Line by line, reproduce the records exactly.
━━━ Source data
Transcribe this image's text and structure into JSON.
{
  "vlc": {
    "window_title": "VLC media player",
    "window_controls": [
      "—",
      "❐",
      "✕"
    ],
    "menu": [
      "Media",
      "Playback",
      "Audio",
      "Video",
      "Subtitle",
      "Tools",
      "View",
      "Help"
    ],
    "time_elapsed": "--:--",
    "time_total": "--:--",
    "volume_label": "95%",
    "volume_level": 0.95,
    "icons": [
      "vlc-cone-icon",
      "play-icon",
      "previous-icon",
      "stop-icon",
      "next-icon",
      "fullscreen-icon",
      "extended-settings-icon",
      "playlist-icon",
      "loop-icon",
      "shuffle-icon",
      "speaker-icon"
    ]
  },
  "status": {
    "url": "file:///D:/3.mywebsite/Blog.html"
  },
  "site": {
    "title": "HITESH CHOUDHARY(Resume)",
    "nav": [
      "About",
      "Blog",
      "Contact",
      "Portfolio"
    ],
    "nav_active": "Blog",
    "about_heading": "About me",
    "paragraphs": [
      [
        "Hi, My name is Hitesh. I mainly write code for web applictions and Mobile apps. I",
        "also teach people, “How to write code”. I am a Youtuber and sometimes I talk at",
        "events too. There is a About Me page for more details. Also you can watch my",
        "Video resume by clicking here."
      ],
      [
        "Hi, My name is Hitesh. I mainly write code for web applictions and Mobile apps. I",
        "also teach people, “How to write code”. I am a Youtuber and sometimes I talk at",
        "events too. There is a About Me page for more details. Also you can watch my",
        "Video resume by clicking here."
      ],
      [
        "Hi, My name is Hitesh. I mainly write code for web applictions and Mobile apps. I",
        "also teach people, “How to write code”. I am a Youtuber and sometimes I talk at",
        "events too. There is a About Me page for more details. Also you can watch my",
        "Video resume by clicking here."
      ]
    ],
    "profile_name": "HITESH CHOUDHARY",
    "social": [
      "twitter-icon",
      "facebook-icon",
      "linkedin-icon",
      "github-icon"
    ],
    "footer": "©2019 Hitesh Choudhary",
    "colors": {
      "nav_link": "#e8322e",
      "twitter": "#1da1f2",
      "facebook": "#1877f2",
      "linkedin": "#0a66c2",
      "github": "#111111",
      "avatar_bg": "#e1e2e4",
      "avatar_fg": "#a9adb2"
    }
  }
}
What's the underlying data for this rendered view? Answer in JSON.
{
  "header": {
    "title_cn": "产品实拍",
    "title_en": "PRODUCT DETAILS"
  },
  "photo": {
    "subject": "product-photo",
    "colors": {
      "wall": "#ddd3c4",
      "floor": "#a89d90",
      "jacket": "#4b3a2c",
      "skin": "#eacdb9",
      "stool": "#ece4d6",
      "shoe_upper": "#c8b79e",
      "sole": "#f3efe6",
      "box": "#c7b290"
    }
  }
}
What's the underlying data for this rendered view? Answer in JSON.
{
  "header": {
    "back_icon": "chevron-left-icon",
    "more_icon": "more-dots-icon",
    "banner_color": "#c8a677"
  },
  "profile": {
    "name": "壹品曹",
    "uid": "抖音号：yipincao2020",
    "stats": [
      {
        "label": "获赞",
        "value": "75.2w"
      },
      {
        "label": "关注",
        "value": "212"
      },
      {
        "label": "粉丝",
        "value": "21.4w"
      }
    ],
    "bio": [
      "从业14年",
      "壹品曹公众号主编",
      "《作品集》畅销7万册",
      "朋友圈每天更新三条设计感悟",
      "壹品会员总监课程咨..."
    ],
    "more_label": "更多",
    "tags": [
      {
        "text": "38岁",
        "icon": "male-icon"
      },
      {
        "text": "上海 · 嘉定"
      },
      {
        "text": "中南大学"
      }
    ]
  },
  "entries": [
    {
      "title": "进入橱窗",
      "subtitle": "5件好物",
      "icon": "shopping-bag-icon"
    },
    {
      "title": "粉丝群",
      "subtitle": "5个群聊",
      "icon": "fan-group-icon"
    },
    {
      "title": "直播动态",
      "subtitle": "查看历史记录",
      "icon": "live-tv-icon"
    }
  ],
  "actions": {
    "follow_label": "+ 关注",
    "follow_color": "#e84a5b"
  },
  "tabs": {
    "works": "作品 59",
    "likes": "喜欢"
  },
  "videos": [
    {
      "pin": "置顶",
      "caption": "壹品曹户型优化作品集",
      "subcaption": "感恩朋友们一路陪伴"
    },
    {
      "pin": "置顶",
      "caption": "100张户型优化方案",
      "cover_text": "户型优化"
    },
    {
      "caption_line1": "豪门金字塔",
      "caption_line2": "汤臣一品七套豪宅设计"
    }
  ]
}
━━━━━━
Answer for the task:
Transcribe this image's text and structure into JSON.
{
  "vlc": {
    "window_title": "VLC media player",
    "window_controls": [
      "—",
      "❐",
      "✕"
    ],
    "menu": [
      "Media",
      "Playback",
      "Audio",
      "Video",
      "Subtitle",
      "Tools",
      "View",
      "Help"
    ],
    "time_elapsed": "--:--",
    "time_total": "--:--",
    "volume_label": "95%",
    "volume_level": 0.95,
    "icons": [
      "vlc-cone-icon",
      "play-icon",
      "previous-icon",
      "stop-icon",
      "next-icon",
      "fullscreen-icon",
      "extended-settings-icon",
      "playlist-icon",
      "loop-icon",
      "shuffle-icon",
      "speaker-icon"
    ]
  },
  "status": {
    "url": "file:///D:/3.mywebsite/Blog.html"
  },
  "site": {
    "title": "HITESH CHOUDHARY(Resume)",
    "nav": [
      "About",
      "Blog",
      "Contact",
      "Portfolio"
    ],
    "nav_active": "Blog",
    "about_heading": "About me",
    "paragraphs": [
      [
        "Hi, My name is Hitesh. I mainly write code for web applictions and Mobile apps. I",
        "also teach people, “How to write code”. I am a Youtuber and sometimes I talk at",
        "events too. There is a About Me page for more details. Also you can watch my",
        "Video resume by clicking here."
      ],
      [
        "Hi, My name is Hitesh. I mainly write code for web applictions and Mobile apps. I",
        "also teach people, “How to write code”. I am a Youtuber and sometimes I talk at",
        "events too. There is a About Me page for more details. Also you can watch my",
        "Video resume by clicking here."
      ],
      [
        "Hi, My name is Hitesh. I mainly write code for web applictions and Mobile apps. I",
        "also teach people, “How to write code”. I am a Youtuber and sometimes I talk at",
        "events too. There is a About Me page for more details. Also you can watch my",
        "Video resume by clicking here."
      ]
    ],
    "profile_name": "HITESH CHOUDHARY",
    "social": [
      "twitter-icon",
      "facebook-icon",
      "linkedin-icon",
      "github-icon"
    ],
    "footer": "©2019 Hitesh Choudhary",
    "colors": {
      "nav_link": "#e8322e",
      "twitter": "#1da1f2",
      "facebook": "#1877f2",
      "linkedin": "#0a66c2",
      "github": "#111111",
      "avatar_bg": "#e1e2e4",
      "avatar_fg": "#a9adb2"
    }
  }
}
What's the underlying data for this rendered view? Answer in JSON.
{
  "header": {
    "title_cn": "产品实拍",
    "title_en": "PRODUCT DETAILS"
  },
  "photo": {
    "subject": "product-photo",
    "colors": {
      "wall": "#ddd3c4",
      "floor": "#a89d90",
      "jacket": "#4b3a2c",
      "skin": "#eacdb9",
      "stool": "#ece4d6",
      "shoe_upper": "#c8b79e",
      "sole": "#f3efe6",
      "box": "#c7b290"
    }
  }
}
What's the underlying data for this rendered view? Answer in JSON.
{
  "header": {
    "back_icon": "chevron-left-icon",
    "more_icon": "more-dots-icon",
    "banner_color": "#c8a677"
  },
  "profile": {
    "name": "壹品曹",
    "uid": "抖音号：yipincao2020",
    "stats": [
      {
        "label": "获赞",
        "value": "75.2w"
      },
      {
        "label": "关注",
        "value": "212"
      },
      {
        "label": "粉丝",
        "value": "21.4w"
      }
    ],
    "bio": [
      "从业14年",
      "壹品曹公众号主编",
      "《作品集》畅销7万册",
      "朋友圈每天更新三条设计感悟",
      "壹品会员总监课程咨..."
    ],
    "more_label": "更多",
    "tags": [
      {
        "text": "38岁",
        "icon": "male-icon"
      },
      {
        "text": "上海 · 嘉定"
      },
      {
        "text": "中南大学"
      }
    ]
  },
  "entries": [
    {
      "title": "进入橱窗",
      "subtitle": "5件好物",
      "icon": "shopping-bag-icon"
    },
    {
      "title": "粉丝群",
      "subtitle": "5个群聊",
      "icon": "fan-group-icon"
    },
    {
      "title": "直播动态",
      "subtitle": "查看历史记录",
      "icon": "live-tv-icon"
    }
  ],
  "actions": {
    "follow_label": "+ 关注",
    "follow_color": "#e84a5b"
  },
  "tabs": {
    "works": "作品 59",
    "likes": "喜欢"
  },
  "videos": [
    {
      "pin": "置顶",
      "caption": "壹品曹户型优化作品集",
      "subcaption": "感恩朋友们一路陪伴"
    },
    {
      "pin": "置顶",
      "caption": "100张户型优化方案",
      "cover_text": "户型优化"
    },
    {
      "caption_line1": "豪门金字塔",
      "caption_line2": "汤臣一品七套豪宅设计"
    }
  ]
}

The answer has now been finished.